Reach for the sky: why safety must rule as tall buildings aim higher

3 Oct 2017

Australia’s tallest building is currently the Gold Coast’s Q1, at 322.5 metres (including the spire).

But the 78-floor largely residential tower is set to be challenged by taller buildings planned in Melbourne and the Gold Coast.

And Australia’s tall buildings are still relatively small when compared to giants overseas, such as Dubai’s 828m, 163-floor Burj Khalifa, and the 1km tall Jeddah Tower planned for Saudi Arabia.

So if the right environmental conditions exist, is there an upper limit to building tall? Actually, our planning should include safety considerations, not just engineering capability.

A mile-high tower

The concept of a mile-high skyscraper was first touted by the American architect Frank Lloyd Wright in 1956.

Wright proposed a 548-storey tapering form more than four times the height of the Empire State Building in New York.

While Wright’s vision was an ideal, a historical review of tall buildings reveals a more steady, incremental approach to innovation. At various points in time, different technologies have been both the enabler and then limiter of building taller.

Technical challenges grow, technology evolves to meet the needs, reaches its limits, and the cycle begins again. The structural engineer Richard Tomasetti noted in 2013’s The Tall Buildings Reference Book that “limitations are best perceived as a function of time”. This suggests that, over time, structural engineering can match any desired height given the right innovations.

The first tall office buildings, made from load-bearing stone walls, appeared in Chicago and New York in the late 1800s. They were a response to the demands of a thriving economy and pressures on land and commercial floor space. The development of framed structural systems – first in cast iron such as New York’s famous Flatiron building (above), then steel, then hybrid concrete and steel systems – revolutionised tall buildings.

New innovations such as fire resistance, electric lighting, bathrooms and steam-powered radiators provided levels of comfort and safety that were unimaginable in older buildings.
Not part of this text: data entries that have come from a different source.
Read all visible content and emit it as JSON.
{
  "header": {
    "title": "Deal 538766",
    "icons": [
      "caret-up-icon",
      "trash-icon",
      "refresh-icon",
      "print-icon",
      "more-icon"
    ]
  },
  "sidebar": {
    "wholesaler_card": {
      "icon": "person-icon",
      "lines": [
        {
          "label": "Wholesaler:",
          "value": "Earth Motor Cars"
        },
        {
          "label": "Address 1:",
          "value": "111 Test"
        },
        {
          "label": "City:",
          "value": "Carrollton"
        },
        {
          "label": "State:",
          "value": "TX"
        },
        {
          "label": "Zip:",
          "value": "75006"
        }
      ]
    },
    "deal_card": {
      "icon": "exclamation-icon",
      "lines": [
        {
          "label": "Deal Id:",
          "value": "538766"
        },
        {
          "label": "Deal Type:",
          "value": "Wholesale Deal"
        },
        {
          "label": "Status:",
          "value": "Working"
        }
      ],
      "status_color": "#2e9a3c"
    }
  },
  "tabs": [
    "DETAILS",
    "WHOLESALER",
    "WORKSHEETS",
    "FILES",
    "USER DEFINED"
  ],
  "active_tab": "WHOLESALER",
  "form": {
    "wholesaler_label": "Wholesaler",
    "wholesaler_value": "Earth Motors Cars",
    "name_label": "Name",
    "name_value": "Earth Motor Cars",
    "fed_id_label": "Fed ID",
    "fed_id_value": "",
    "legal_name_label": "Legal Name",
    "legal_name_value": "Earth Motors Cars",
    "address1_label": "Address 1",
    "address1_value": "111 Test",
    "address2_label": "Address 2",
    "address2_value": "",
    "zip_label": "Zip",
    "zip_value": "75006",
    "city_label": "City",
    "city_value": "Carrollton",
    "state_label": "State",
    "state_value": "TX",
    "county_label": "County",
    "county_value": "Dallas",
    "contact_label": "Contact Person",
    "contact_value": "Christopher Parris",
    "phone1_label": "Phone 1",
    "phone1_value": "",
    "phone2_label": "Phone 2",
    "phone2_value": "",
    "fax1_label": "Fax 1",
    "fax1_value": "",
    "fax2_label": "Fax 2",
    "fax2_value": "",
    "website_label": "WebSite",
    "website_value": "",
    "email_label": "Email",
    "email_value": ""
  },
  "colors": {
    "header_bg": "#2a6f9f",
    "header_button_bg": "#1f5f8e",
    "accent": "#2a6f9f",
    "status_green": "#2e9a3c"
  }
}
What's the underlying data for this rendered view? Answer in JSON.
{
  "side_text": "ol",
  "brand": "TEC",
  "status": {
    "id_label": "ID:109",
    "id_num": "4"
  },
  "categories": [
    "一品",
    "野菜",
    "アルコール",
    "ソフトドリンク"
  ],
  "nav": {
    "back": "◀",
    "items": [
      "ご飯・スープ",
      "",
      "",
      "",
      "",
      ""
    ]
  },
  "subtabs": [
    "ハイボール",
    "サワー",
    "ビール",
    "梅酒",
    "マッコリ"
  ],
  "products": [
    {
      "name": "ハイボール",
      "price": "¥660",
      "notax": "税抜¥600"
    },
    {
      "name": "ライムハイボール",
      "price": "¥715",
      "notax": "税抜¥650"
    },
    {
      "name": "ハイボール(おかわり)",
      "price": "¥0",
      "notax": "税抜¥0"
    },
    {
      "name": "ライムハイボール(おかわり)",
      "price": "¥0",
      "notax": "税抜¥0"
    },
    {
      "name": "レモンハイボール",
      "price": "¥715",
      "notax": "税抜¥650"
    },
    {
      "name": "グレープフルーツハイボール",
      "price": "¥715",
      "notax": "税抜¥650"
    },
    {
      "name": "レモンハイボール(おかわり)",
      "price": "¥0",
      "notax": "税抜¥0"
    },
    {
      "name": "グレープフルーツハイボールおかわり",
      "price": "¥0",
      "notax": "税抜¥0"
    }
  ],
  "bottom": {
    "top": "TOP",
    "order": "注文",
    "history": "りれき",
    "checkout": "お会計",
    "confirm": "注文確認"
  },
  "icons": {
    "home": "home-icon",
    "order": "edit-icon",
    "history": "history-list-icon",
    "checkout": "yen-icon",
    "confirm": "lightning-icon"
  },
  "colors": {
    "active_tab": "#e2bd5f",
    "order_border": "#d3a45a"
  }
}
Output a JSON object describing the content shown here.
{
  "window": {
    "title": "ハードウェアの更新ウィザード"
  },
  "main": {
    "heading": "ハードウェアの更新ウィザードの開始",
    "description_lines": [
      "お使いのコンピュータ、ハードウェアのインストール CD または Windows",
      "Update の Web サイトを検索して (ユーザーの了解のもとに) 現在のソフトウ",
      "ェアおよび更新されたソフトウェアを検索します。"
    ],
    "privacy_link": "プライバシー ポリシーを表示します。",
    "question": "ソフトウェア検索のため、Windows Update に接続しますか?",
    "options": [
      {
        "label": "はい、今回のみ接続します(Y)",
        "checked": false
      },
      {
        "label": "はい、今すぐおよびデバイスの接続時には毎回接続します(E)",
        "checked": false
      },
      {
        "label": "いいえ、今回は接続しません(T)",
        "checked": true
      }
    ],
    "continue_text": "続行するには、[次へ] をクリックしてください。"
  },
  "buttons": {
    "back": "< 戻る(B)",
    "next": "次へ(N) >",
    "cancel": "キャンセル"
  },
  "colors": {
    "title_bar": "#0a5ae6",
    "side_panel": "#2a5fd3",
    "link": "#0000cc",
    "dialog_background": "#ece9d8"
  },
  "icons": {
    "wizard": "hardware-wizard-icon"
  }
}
Flatiron Building
The Flatiron building in New York. Flickr/Jo Christian Oterhals, CC BY-NC-ND

Gaining the lift

One particular invention that enabled building height was the elevator. Before its adoption, there was a diminishing rental return on the highest floors, which had to be reached by foot.

By making the upper stories more easily accessible, the elevator flipped the business model and the pursuit of height became an economic driver. Higher floors were marketed as healthier, quieter, more prestigious - and much more expensive.

Many structural innovations were beyond the scope of contemporary regulations and some more revolutionary engineering, such as metal cage construction, were applied in the field before the building codes caught up with the new technology.

The approach to firefighting has been the most obvious constraint. Buildings more than seven or eight storeys tall are beyond the reach of a typical firefighter’s ladder. The requirement for suppressing fires has to be designed within the building itself.

Some of the strategies developed for skyscrapers included compartmentalisation (containing and preventing the spread of fire), protected stairways for escape and for fire fighter access, a defend-in-place strategy, and the concept of phased rather than simultaneous evacuation of the building.

The money constraint

Building tall comes at a premium, and economies are an important motivator in developing cost-efficient designs. Greater financial return on higher floors can offset the cost, but the financial case can be complex...

Read the full article on The Conversation